Category 5 storm. Made seven landfalls, including four as a Category 5 hurricane across islands in the northern Caribbean. Hit the Florida Keys as a Category 4 storm again in southwestern Florida as a Category 3 storm. Caused an estimated $50 billion in damage.

Category 4 storm. Made landfall over the Turks and Caicos Islands as a Category 4. Hit Galveston Island, Texas as a Category 2. Path included Turks and Caicos Islands, Cuba, Texas, Louisiana and Arkansas. Caused an estimated $30 billion in damage.

Category 5 storm. Made landfall within the state of Florida as a Category 1. Late on it hit Buras, Louisiana as a Category 3. Path included Florida, Alabama, Mississippi, and Louisiana. Caused an estimated $125 billion in damage.

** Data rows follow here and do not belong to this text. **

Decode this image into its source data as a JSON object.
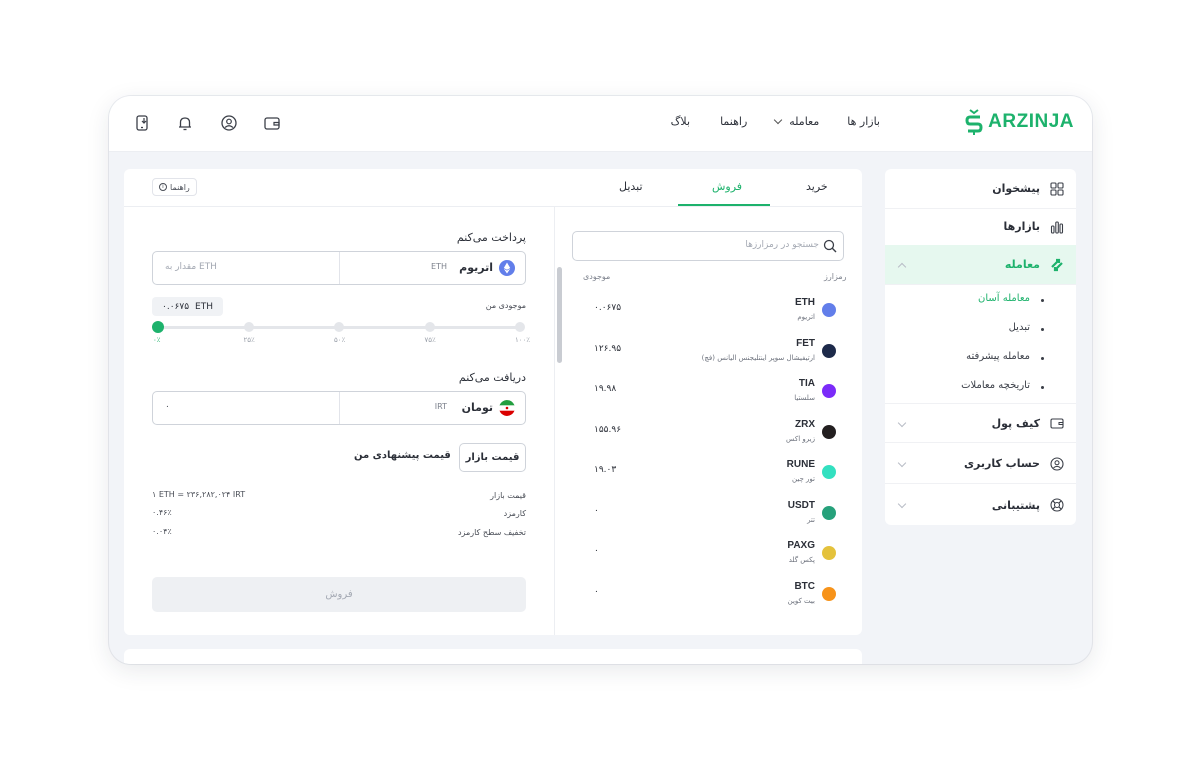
{
  "brand": {
    "name": "ARZINJA",
    "color": "#1db26c"
  },
  "topnav": {
    "markets": "بازار ها",
    "trade": "معامله",
    "guide": "راهنما",
    "blog": "بلاگ"
  },
  "topicons": [
    "wallet-icon",
    "user-circle-icon",
    "bell-icon",
    "mobile-download-icon"
  ],
  "sidebar": {
    "dashboard": "پیشخوان",
    "markets": "بازارها",
    "trade": "معامله",
    "trade_sub": [
      "معامله آسان",
      "تبدیل",
      "معامله پیشرفته",
      "تاریخچه معاملات"
    ],
    "wallet": "کیف پول",
    "account": "حساب کاربری",
    "support": "پشتیبانی"
  },
  "tabs": {
    "buy": "خرید",
    "sell": "فروش",
    "convert": "تبدیل",
    "help": "راهنما",
    "active": "sell"
  },
  "market_list": {
    "search_placeholder": "جستجو در رمزارزها",
    "col_coin": "رمزارز",
    "col_balance": "موجودی",
    "rows": [
      {
        "symbol": "ETH",
        "name": "اتریوم",
        "balance": "۰.۰۶۷۵",
        "color": "#627eea"
      },
      {
        "symbol": "FET",
        "name": "ارتیفیشال سوپر اینتلیجنس الیانس (فچ)",
        "balance": "۱۲۶.۹۵",
        "color": "#1d2a4a"
      },
      {
        "symbol": "TIA",
        "name": "سلستیا",
        "balance": "۱۹.۹۸",
        "color": "#7b2bf9"
      },
      {
        "symbol": "ZRX",
        "name": "زیرو اکس",
        "balance": "۱۵۵.۹۶",
        "color": "#231f20"
      },
      {
        "symbol": "RUNE",
        "name": "تور چین",
        "balance": "۱۹.۰۳",
        "color": "#33e0c0"
      },
      {
        "symbol": "USDT",
        "name": "تتر",
        "balance": "۰",
        "color": "#26a17b"
      },
      {
        "symbol": "PAXG",
        "name": "پکس گلد",
        "balance": "۰",
        "color": "#e4c23c"
      },
      {
        "symbol": "BTC",
        "name": "بیت کوین",
        "balance": "۰",
        "color": "#f7931a"
      }
    ]
  },
  "trade": {
    "pay_label": "پرداخت می‌کنم",
    "pay_coin": "اتریوم",
    "pay_code": "ETH",
    "pay_placeholder": "مقدار به ETH",
    "balance_label": "موجودی من",
    "balance_value": "۰.۰۶۷۵",
    "balance_unit": "ETH",
    "slider_ticks": [
      "۰٪",
      "۲۵٪",
      "۵۰٪",
      "۷۵٪",
      "۱۰۰٪"
    ],
    "slider_value": 0,
    "receive_label": "دریافت می‌کنم",
    "receive_coin": "تومان",
    "receive_code": "IRT",
    "receive_value": "۰",
    "market_price_btn": "قیمت بازار",
    "offer_price": "قیمت پیشنهادی من",
    "info": [
      {
        "label": "قیمت بازار",
        "value": "۱ ETH = ۲۳۶,۲۸۲,۰۲۴ IRT"
      },
      {
        "label": "کارمزد",
        "value": "۰.۴۶٪"
      },
      {
        "label": "تخفیف سطح کارمزد",
        "value": "۰.۰۴٪"
      }
    ],
    "sell_btn": "فروش"
  }
}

Category 5 storm. Hit Grenada as a Category 3. Affected areas included the Gulf Coast of the United States, Cuba, Dominican Republic, Venezuela and Caribbean islands. Caused an estimated $20.5 billion in damage.

Category 4 storm. Made landfall in Cuba as a Category 3. Late on it made landfall in Florida as a Category 4. Path included Grand Cayman Islands, Cuba, Florida and South Carolina. Caused an estimated $15.1 billion in damage.

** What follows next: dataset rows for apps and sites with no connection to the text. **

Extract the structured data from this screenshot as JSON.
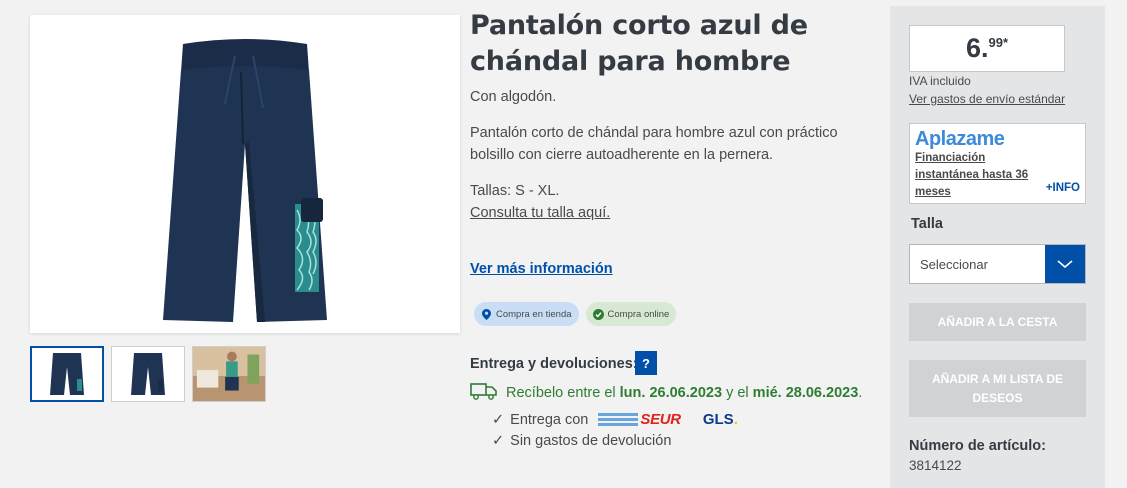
{
  "product": {
    "title": "Pantalón corto azul de chándal para hombre",
    "subtitle": "Con algodón.",
    "description": "Pantalón corto de chándal para hombre azul con práctico bolsillo con cierre autoadherente en la pernera.",
    "sizes": "Tallas: S - XL.",
    "size_link": "Consulta tu talla aquí.",
    "more_info": "Ver más información"
  },
  "badges": {
    "store": "Compra en tienda",
    "online": "Compra online"
  },
  "delivery": {
    "title": "Entrega y devoluciones:",
    "help": "?",
    "receive_prefix": "Recíbelo entre el",
    "date_from": "lun. 26.06.2023",
    "and": "y el",
    "date_to": "mié. 28.06.2023",
    "date_suffix": ".",
    "carrier_prefix": "Entrega con",
    "carrier_seur": "SEUR",
    "carrier_gls": "GLS",
    "carrier_gls_dot": ".",
    "no_return_cost": "Sin gastos de devolución",
    "check": "✓"
  },
  "price": {
    "main": "6.",
    "cents": "99*",
    "vat": "IVA incluido",
    "shipping_link": "Ver gastos de envío estándar"
  },
  "financing": {
    "logo": "Aplazame",
    "text": "Financiación instantánea hasta 36 meses",
    "more": "+INFO"
  },
  "size_select": {
    "label": "Talla",
    "value": "Seleccionar"
  },
  "actions": {
    "add_to_cart": "AÑADIR A LA CESTA",
    "add_to_wishlist": "AÑADIR A MI LISTA DE DESEOS"
  },
  "article": {
    "label": "Número de artículo:",
    "number": "3814122"
  },
  "colors": {
    "brand_blue": "#0050aa",
    "delivery_green": "#2e7d32",
    "shorts_navy": "#1f3352",
    "disabled_button": "#d0d2d4"
  },
  "icons": {
    "location": "location-pin-icon",
    "online": "check-circle-icon",
    "truck": "truck-icon",
    "chevron": "chevron-down-icon"
  }
}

Direct Hits by Hurricanes to US Mainland 1851-2017:
TOTAL: 292

The 10 Costliest Hurricanes and Tropical Storms in the United States – 1900-2017:
Name – Year – Category or Type – Damage 
1. Katrina – 2005 – 3 – $125 billion (tied)
1. Harvey – 2017 – 4 – $125 billion (tied)
3. Maria – 2017 – 5 – $90 billion
4. Sandy – 2012 – Post-Tropical – $65 billion
5. Irma – 2017 – 5 – $50 billion
6. Ike – 2008 – 2 – $30 billion
7. Andrew – 1992 – 5 – $27 billion
8. Ivan – 2004 – 3 – $20.5 billion
9. Wilma – 2005 – 3 – $19 billion
10. Rita – 2005 – 3 – $18.5 billion

Looking at statistics like these and seeing the areas that can be affected the devastating damage that can be caused by hurricane sad even bad tropical storms, it is easy to see why these forces of nature have to be taken seriously. Those who have lived in hurricane-prone areas like Florida for any length of time are likely well accustomed to what to do when a hurricane is approaching. However, those who have just moved into the area or who have moved to the coastal areas for the first time may need to change how they plan and prepare for these massive storms.